Quality as a fundamental building stone
The European Higher Education Area needs to build on academic core values while meeting stakeholders' expectations, i.e., demonstrating quality. Indeed, quality assessment must take into consideration the goals and mission of institutions and programmes. It requires a balance between innovation and tradition, academic excellence and social/economic relevance, the coherence of curricula and students' freedom of choice. It encompasses teaching and research as well as governance and administration, responsiveness to students' needs and the provision of non-educational services. Inherent quality does not suffice, it needs to be demonstrated and guaranteed in order to be acknowledged and trusted by students, partners and society at home, in Europe and in the world.
Quality is the basic underlying condition for trust, relevance, mobility, compatibility and attractiveness in the European Higher Education Area.
As research evaluation has an international dimension so does quality assurance in higher education. In Europe, quality assurance should not be based on a single agency enforcing a common set of standards. The way into the future will be to design mechanisms at European level for the mutual acceptance of quality assurance outcomes, with "accreditation" as one possible option. Such mechanisms should respect national, linguistic and discipline differences and not overload universities.
Relevance to the European labour market needs to be reflected in different ways in curricula, depending on whether the competencies acquired are for employment after the first or the second degree. Employability in a lifelong learning perspective is best served through the inherent value of quality education, the diversity of approaches and course profiles, the flexibility of programmes with multiple entry and exit points and the development of transversal skills and competencies such as communication and languages, ability to mobilise knowledge, problem solving, team work and social processes.

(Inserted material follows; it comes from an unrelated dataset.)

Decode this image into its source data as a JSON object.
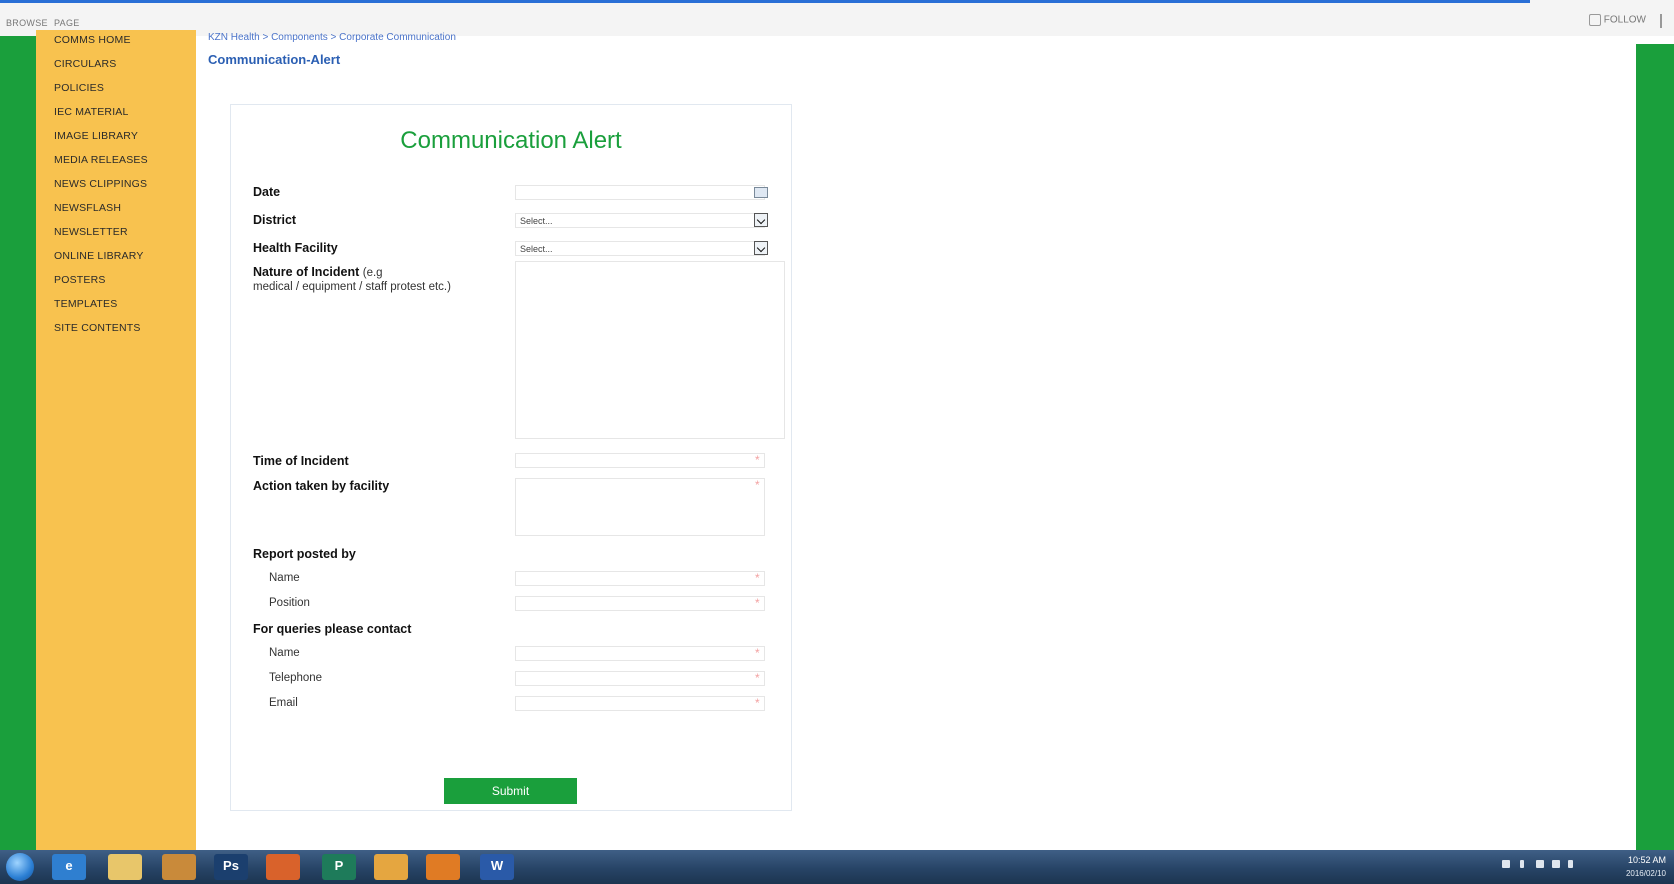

The free mobility of students, staff and graduates is an essential dimension of the European Higher Education Area. European universities want to foster more mobility - both of the "horizontal" and the "vertical" type - and do not see virtual mobility as a substitute for physical mobility. They are willing to use existing instruments for recognition and mobility (ECTS, Lisbon Convention, Diploma Supplement, NARIC/ENIC network) in a positive and flexible way. In view of the importance of teaching staff with European experience, universities wish to eliminate nationality requirements and other obstacles and disincentives for academic careers in Europe. However, a common European approach to virtual mobility and transnational education is also needed.

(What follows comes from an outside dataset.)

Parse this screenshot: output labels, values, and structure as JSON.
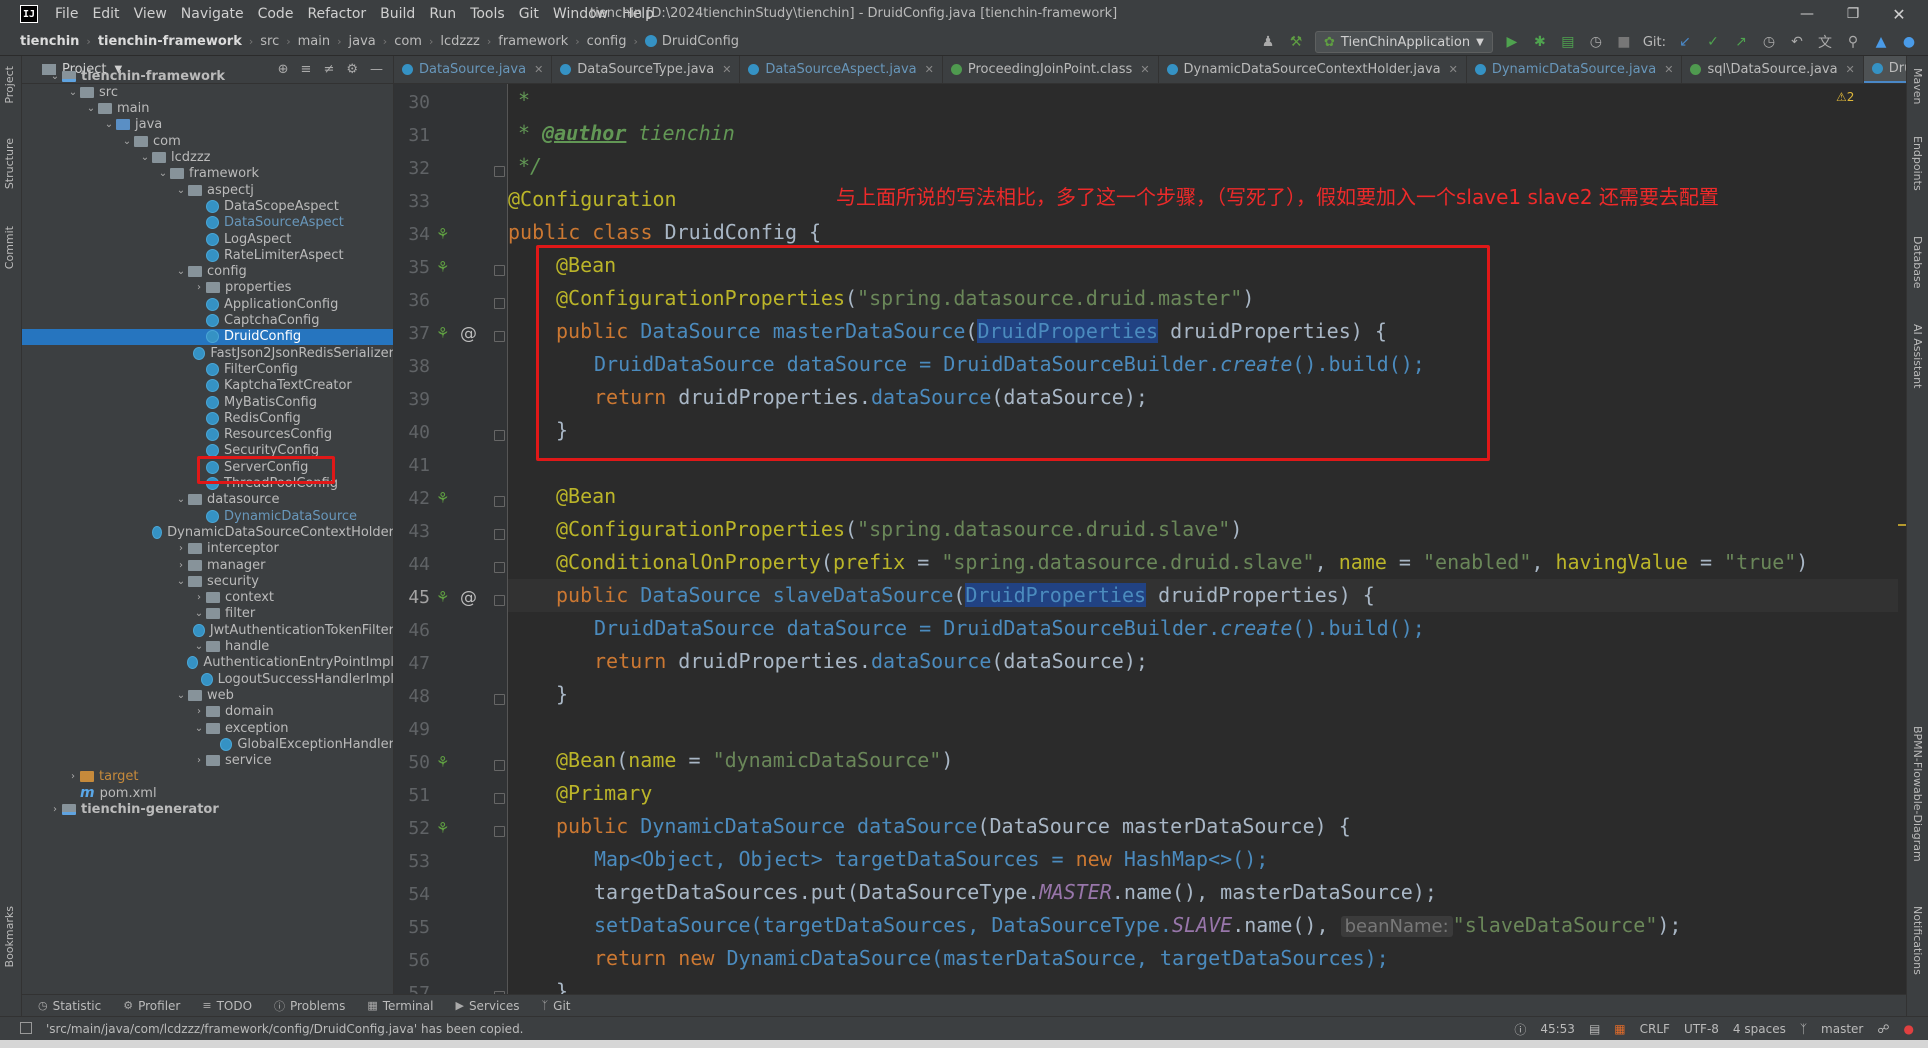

Higher education institutions endorse the move towards a compatible qualification framework based on a main articulation in undergraduate and postgraduate studies. There is broad agreement that first degrees should require 180 to 240 ECTS points but need to be diverse leading to employment or mainly preparing for further, postgraduate studies. Under certain circumstances a university may decide to establish an integrated curriculum leading directly to a Master-level degree. Subject-based networks have an important role to play in reaching such decisions. Universities are convinced of the benefits of a credit accumulation and transfer system based on ECTS and on their basic right to decide on the acceptability of credits obtained elsewhere.
European higher education institutions want to be in a position to attract talent from all over the world. This requires action at institutional, national and European levels. Specific measures include the adaptation of curricula, degrees readable inside and outside Europe, credible quality assurance measures, programmes taught in major world languages, adequate information and marketing, welcoming services for foreign students and scholars, and strategic networking. Success also depends on the speedy removal of prohibitive immigration and labour market regulations.
Higher education institutions call on governments, in their national and European contexts, to facilitate and encourage change and to provide a framework for co-ordination and guidance towards convergence. They affirm their capacity and willingness to initiate and support progress within a joint endeavour